• Exercise:
Restate the records word for word. Include no pictures.
↓↓↓
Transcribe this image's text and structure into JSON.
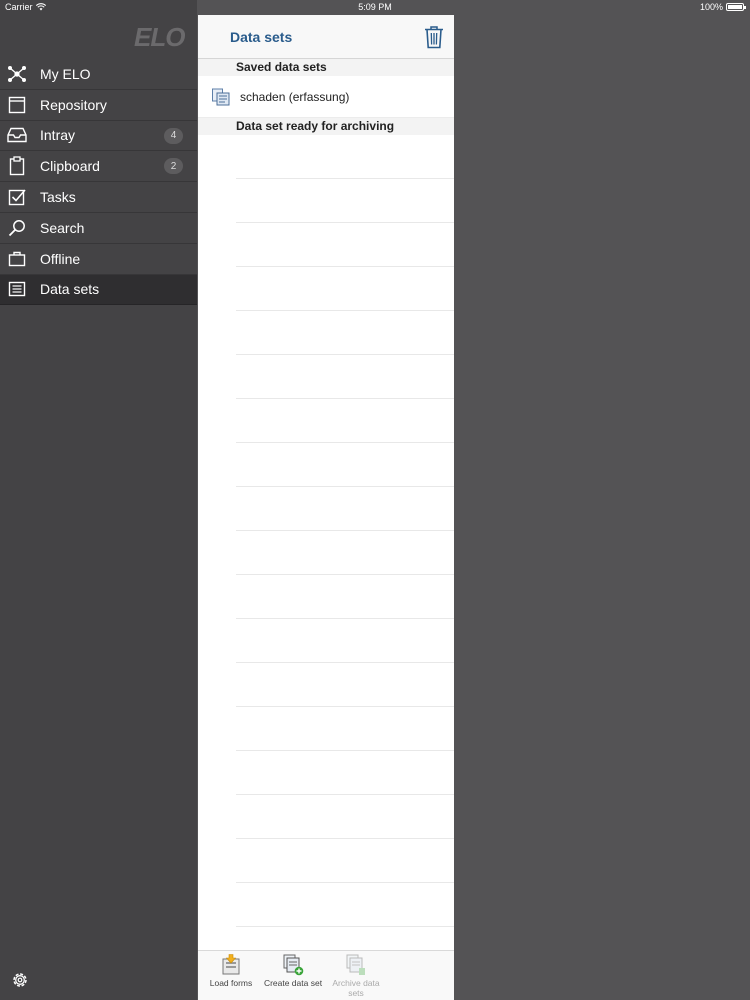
{
  "status_bar": {
    "carrier": "Carrier",
    "time": "5:09 PM",
    "battery": "100%"
  },
  "sidebar": {
    "logo": "ELO",
    "items": [
      {
        "label": "My ELO",
        "icon": "network-icon",
        "badge": ""
      },
      {
        "label": "Repository",
        "icon": "repository-icon",
        "badge": ""
      },
      {
        "label": "Intray",
        "icon": "intray-icon",
        "badge": "4"
      },
      {
        "label": "Clipboard",
        "icon": "clipboard-icon",
        "badge": "2"
      },
      {
        "label": "Tasks",
        "icon": "tasks-icon",
        "badge": ""
      },
      {
        "label": "Search",
        "icon": "search-icon",
        "badge": ""
      },
      {
        "label": "Offline",
        "icon": "offline-icon",
        "badge": ""
      },
      {
        "label": "Data sets",
        "icon": "data-sets-icon",
        "badge": ""
      }
    ],
    "active_item": "Data sets",
    "settings_icon": "gear-icon"
  },
  "panel": {
    "title": "Data sets",
    "trash_icon": "trash-icon",
    "sections": [
      {
        "header": "Saved data sets",
        "items": [
          "schaden (erfassung)"
        ]
      },
      {
        "header": "Data set ready for archiving",
        "items": []
      }
    ]
  },
  "toolbar": {
    "load_forms": "Load forms",
    "create_data_set": "Create data set",
    "archive_data_sets": "Archive data sets"
  },
  "colors": {
    "accent": "#2a5c8c",
    "sidebar_bg": "#444345",
    "sidebar_active": "#2f2e30",
    "background": "#545355"
  }
}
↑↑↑
• Written solution:
Transcribe this image's text and structure into JSON.
{
  "status_bar": {
    "carrier": "Carrier",
    "time": "5:09 PM",
    "battery": "100%"
  },
  "sidebar": {
    "logo": "ELO",
    "items": [
      {
        "label": "My ELO",
        "icon": "network-icon",
        "badge": ""
      },
      {
        "label": "Repository",
        "icon": "repository-icon",
        "badge": ""
      },
      {
        "label": "Intray",
        "icon": "intray-icon",
        "badge": "4"
      },
      {
        "label": "Clipboard",
        "icon": "clipboard-icon",
        "badge": "2"
      },
      {
        "label": "Tasks",
        "icon": "tasks-icon",
        "badge": ""
      },
      {
        "label": "Search",
        "icon": "search-icon",
        "badge": ""
      },
      {
        "label": "Offline",
        "icon": "offline-icon",
        "badge": ""
      },
      {
        "label": "Data sets",
        "icon": "data-sets-icon",
        "badge": ""
      }
    ],
    "active_item": "Data sets",
    "settings_icon": "gear-icon"
  },
  "panel": {
    "title": "Data sets",
    "trash_icon": "trash-icon",
    "sections": [
      {
        "header": "Saved data sets",
        "items": [
          "schaden (erfassung)"
        ]
      },
      {
        "header": "Data set ready for archiving",
        "items": []
      }
    ]
  },
  "toolbar": {
    "load_forms": "Load forms",
    "create_data_set": "Create data set",
    "archive_data_sets": "Archive data sets"
  },
  "colors": {
    "accent": "#2a5c8c",
    "sidebar_bg": "#444345",
    "sidebar_active": "#2f2e30",
    "background": "#545355"
  }
}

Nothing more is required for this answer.